Work instruction:
Show all lines from the data that include the word "messages".

*** Given records

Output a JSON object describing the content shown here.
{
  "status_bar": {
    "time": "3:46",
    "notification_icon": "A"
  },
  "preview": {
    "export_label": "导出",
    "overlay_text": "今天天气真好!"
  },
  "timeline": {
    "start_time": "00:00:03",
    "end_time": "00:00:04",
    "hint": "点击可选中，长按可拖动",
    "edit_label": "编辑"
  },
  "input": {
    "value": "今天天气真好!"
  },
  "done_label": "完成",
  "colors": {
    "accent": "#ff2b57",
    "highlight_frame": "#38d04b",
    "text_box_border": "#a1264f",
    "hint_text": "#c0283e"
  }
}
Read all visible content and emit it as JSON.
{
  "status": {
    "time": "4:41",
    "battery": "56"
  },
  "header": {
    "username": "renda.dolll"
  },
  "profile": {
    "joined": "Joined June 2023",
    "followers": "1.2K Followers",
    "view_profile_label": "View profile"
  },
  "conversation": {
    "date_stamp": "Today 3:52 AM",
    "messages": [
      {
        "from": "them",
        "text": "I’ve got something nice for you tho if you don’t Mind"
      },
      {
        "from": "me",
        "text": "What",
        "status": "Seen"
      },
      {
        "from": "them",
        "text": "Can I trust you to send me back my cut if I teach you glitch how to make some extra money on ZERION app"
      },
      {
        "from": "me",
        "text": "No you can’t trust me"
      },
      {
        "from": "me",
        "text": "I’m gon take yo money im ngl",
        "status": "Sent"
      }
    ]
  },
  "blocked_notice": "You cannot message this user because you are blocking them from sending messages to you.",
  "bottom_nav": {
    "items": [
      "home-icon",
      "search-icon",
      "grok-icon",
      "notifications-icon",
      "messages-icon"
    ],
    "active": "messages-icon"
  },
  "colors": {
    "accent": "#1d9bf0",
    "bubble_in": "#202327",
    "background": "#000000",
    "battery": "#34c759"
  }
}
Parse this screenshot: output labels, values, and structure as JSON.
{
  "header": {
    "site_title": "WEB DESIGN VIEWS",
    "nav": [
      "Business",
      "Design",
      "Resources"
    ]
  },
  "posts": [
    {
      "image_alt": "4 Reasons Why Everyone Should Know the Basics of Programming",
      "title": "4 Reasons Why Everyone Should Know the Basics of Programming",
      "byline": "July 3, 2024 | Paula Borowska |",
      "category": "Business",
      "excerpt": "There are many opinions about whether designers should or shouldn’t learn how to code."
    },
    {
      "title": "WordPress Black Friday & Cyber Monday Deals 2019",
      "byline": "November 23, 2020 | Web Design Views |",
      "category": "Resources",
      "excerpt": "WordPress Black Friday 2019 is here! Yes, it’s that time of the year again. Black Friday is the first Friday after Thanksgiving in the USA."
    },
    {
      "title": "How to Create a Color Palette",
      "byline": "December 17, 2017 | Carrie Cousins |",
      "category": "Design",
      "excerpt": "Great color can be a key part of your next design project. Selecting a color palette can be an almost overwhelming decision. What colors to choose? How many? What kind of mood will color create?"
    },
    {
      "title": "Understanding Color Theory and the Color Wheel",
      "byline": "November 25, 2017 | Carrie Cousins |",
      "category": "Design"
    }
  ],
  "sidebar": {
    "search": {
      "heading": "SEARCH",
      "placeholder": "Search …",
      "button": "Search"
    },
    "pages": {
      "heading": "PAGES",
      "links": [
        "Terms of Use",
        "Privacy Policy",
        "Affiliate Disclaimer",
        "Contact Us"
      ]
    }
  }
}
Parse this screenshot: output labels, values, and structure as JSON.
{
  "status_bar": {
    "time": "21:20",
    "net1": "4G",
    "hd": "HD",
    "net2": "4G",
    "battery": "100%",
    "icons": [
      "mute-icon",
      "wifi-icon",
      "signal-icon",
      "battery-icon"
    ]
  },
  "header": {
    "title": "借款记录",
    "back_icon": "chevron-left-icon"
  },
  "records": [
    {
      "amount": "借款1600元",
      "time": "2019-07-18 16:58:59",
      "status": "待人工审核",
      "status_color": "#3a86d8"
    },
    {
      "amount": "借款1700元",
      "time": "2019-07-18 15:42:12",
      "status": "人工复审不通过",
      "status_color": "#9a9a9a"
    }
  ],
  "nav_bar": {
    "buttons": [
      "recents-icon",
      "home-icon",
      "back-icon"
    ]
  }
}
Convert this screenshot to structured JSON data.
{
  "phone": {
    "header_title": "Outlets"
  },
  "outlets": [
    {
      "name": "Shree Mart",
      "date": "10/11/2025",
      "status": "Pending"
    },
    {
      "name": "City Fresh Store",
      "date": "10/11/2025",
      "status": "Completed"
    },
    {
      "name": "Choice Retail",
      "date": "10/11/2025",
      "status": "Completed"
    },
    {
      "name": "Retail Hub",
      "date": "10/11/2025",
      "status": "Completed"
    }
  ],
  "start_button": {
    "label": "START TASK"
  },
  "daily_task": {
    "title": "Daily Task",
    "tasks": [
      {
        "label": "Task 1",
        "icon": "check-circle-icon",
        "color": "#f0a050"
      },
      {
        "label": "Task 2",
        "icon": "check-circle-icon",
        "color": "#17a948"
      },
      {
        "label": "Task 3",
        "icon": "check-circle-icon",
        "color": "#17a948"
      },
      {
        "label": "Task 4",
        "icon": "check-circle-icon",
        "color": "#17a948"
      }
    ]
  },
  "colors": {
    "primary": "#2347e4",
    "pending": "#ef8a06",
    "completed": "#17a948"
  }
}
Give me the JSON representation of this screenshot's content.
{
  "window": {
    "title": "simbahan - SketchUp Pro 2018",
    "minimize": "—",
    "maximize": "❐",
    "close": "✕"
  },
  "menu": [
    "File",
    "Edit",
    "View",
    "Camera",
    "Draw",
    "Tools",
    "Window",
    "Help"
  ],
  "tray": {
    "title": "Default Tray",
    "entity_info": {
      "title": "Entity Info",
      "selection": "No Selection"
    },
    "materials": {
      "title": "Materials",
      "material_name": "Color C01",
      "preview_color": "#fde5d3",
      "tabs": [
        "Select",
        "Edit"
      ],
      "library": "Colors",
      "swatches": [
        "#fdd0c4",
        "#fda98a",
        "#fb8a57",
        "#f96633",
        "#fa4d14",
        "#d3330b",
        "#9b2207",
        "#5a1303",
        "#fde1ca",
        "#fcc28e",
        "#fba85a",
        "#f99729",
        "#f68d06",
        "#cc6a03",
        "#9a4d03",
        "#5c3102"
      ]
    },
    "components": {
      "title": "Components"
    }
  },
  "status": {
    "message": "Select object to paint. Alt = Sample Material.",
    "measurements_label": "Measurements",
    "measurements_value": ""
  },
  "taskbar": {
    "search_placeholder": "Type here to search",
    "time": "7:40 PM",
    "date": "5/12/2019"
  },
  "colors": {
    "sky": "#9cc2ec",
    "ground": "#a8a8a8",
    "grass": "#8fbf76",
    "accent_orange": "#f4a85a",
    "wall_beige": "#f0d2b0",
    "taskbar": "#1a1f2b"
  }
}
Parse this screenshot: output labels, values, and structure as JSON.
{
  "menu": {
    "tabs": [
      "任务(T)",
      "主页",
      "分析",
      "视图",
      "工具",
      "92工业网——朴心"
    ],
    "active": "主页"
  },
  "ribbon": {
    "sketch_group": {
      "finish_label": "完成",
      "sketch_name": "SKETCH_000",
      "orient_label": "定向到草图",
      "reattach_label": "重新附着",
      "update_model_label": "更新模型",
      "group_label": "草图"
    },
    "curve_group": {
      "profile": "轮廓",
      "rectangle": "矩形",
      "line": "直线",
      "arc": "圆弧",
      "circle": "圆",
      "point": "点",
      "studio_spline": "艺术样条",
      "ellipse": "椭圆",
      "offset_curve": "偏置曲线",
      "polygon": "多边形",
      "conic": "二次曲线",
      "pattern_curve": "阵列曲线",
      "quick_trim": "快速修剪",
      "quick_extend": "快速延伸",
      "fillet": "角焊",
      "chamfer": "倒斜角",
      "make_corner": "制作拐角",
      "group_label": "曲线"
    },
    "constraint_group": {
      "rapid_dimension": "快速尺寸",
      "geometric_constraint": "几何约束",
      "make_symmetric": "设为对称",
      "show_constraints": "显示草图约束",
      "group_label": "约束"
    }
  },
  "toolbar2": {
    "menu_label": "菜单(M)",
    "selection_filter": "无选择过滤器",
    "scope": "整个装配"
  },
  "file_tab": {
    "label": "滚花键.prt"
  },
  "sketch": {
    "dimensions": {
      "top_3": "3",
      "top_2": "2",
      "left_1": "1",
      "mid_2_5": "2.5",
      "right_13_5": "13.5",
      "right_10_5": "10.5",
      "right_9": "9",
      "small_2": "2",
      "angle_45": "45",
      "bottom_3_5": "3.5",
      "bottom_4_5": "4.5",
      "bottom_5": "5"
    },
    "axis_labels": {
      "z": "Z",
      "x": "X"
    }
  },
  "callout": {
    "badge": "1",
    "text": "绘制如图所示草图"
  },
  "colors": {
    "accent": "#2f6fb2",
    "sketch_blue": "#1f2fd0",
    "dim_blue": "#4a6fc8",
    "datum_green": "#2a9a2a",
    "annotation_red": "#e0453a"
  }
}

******

Answer for this exercise:
    "messages": [
  "blocked_notice": "You cannot message this user because you are blocking them from sending messages to you.",
      "messages-icon"
    "active": "messages-icon"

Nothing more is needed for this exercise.